Midori possesses an exceptional gift for rhetorical expression and soaring melodic lines, and her violin tone is rich and full, never forced, even when she bears down hard. On October 27th at the Folly Theater she and her pianist, Özgür Aydin, were best in Shostakovich’s Sonata, Op. 134, where their inner musical personalities meshed beautifully to convey the composer’s dark vision of pain under Soviet rule. They conveyed with equal aplomb the desperate somberness of the outer movements and the frenetic rat-tat-tat of the central Allegretto, and they seemed ideally attuned to each other throughout. (Granted, this is one of the composer’s more tortured works, and is never an easy listen.)
But on the whole this Harriman-Jewell Series recital, the violinist’s fourth appearance on the series, was a somewhat problematic affair. Mozart’s E-flat major Sonata, K. 380 was given so much tender loving care that it bordered on the precious. Schumann’s A-minor Sonata, Op 105 was approached with integrity of intent, but the piano part often lacked clarity and at times drowned the violin, especially when the latter was in its lower register. Schubert’s Fantasie in C major, D. 934 was given a sort of impressionistic soft-focus, and though this resulted in some beautiful sonorities there were again issues of balance, and at times the flavor was more that of Debussy than of Schubert.
KANSAS CITY SYMPHONY
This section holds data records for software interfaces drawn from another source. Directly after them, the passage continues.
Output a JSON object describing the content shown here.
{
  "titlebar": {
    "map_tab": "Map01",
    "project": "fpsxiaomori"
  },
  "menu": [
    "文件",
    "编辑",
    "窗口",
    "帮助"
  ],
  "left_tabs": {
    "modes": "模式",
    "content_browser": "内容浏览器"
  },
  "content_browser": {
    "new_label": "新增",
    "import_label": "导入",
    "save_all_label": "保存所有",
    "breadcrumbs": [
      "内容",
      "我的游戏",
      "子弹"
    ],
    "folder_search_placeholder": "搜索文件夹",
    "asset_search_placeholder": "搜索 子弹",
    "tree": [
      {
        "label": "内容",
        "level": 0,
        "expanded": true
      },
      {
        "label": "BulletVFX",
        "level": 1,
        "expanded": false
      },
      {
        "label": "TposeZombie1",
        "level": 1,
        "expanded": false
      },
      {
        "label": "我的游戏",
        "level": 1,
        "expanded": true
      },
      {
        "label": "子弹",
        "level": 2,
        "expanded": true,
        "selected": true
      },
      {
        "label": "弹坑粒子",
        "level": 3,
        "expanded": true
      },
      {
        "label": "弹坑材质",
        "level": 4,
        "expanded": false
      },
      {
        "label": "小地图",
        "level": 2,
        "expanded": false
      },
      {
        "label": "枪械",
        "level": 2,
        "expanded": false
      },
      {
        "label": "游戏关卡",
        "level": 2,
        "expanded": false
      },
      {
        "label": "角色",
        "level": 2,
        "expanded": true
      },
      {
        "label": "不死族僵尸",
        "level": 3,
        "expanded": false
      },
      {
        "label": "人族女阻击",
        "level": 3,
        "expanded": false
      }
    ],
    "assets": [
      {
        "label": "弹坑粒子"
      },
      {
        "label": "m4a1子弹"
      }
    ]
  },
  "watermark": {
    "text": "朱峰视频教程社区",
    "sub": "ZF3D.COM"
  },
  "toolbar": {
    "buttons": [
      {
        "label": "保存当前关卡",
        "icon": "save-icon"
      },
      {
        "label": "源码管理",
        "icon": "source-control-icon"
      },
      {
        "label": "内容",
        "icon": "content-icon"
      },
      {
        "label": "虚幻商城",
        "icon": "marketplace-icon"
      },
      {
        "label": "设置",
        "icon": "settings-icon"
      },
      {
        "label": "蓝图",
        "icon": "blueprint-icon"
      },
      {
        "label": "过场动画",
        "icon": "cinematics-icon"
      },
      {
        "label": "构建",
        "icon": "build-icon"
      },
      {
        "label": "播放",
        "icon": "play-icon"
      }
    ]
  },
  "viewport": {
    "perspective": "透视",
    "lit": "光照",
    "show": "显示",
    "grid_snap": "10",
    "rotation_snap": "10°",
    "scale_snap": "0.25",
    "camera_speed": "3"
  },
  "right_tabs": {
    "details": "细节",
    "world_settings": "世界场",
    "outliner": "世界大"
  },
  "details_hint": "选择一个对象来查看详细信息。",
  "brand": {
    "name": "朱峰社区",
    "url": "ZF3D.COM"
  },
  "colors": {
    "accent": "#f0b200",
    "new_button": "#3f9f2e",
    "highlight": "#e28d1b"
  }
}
The star of the Kansas City Symphony’s performances of Brahms’ German Requiem, which I attended on October 28th at the Kauffman Center, was the Symphony Chorus, which sang with warmth, depth of feeling and surprising crispness for such a large choir (some 150 voices). I was also quite taken with the rich, resonant voice of Christopher Feigum, who demonstrated a good sense of pathos and made his solo numbers almost operatic. At times I could have gone for more incisive attacks from the orchestra, especially in the magisterial “Denn alles Fleisch” movement. Layla Claire sang her “Ihr habt nun Traurigkeit” with conviction but I wished for a bit more of a bel canto line. Michael Stern conducted with sweep and solemnity. It was the first time we’d heard a large-scale work for chorus and orchestra in the new Helzberg Hall, and one was aware more than anything just how high the choir loft is placed: It’s as if choral and orchestral sound are coming from very different places.
The concert had opened with Beethoven’s brief Eligischer Gesang, in which the reduced orchestra was virtually drowned out by the oversized chorus. Then Charles Bruffy, who prepares the Symphony Chorus, took to the podium to conduct the a cappellaThis Moment by Mark Hayes, a haunting, low-key piece that had already formed part of the Opening Night Concert in Helzberg Hall. With Stern back on the podium we were served Messiaen’s early work Les offrandes oubliées, whose brilliant colors and lush textures were beautifully displayed by the Helzberg acoustics. The final “The Eucarist,” was so delicately quiet that one was aware of another characteristic of the Helzberg Hall acoustic: You can hear every single cough, cell phone, paper-rustle or even throat-clearing with dazzling clarity.
Yasmina Reza’s God of Carnage is like an 85-minute downhill train ride to hell. This coproduction of the Unicorn Theatre with the KC Actors Theatre is an engaging and funny tour de force and a brilliant vehicle for four of Kansas City’s most beloved actors. “Michael, this is going to end badly,” says Veronica Novak (Cinnamon Schultz) to her husband (Brian Paulette) at one point, and we know she’s talking not just about the situation at hand but the play itself. The situation: Two couples gather in a fashionable New York living room (the scenic design by Jordan Jonata is perfect, complete with oh-so white tulips and ostentatiously “modern” paintings) to discuss a fight their 11-year-old sons have had, in which one has knocked out two teeth of the other with a stick. What begins as a civil, adult discussion descends into barely controlled chaos. Alan Raleigh (John Rensenhouse) is a hoity-toity lawyer who flails about the room talking incessantly on his cell phone, driving everyone else nuts. His wife, Annette (Melinda McCrary) ultimately admits that this behavior has poisoned their marriage, and things just keep getting worse and worse. All four players were stalwart, with McCrary the standout, as her droll, snooty character gradually descends into the maelstrom. Mark Robbins’ direction is full of stealth: Reza’s play is like time bomb ticking, and after a couple of hilarious surprises along the way, we expect some gigantic explosion at the end. Oddly, it doesn’t come. Instead the action just sort of peters out – making us wonder whether we have really traveled anywhere at all. Perhaps that’s the point, really.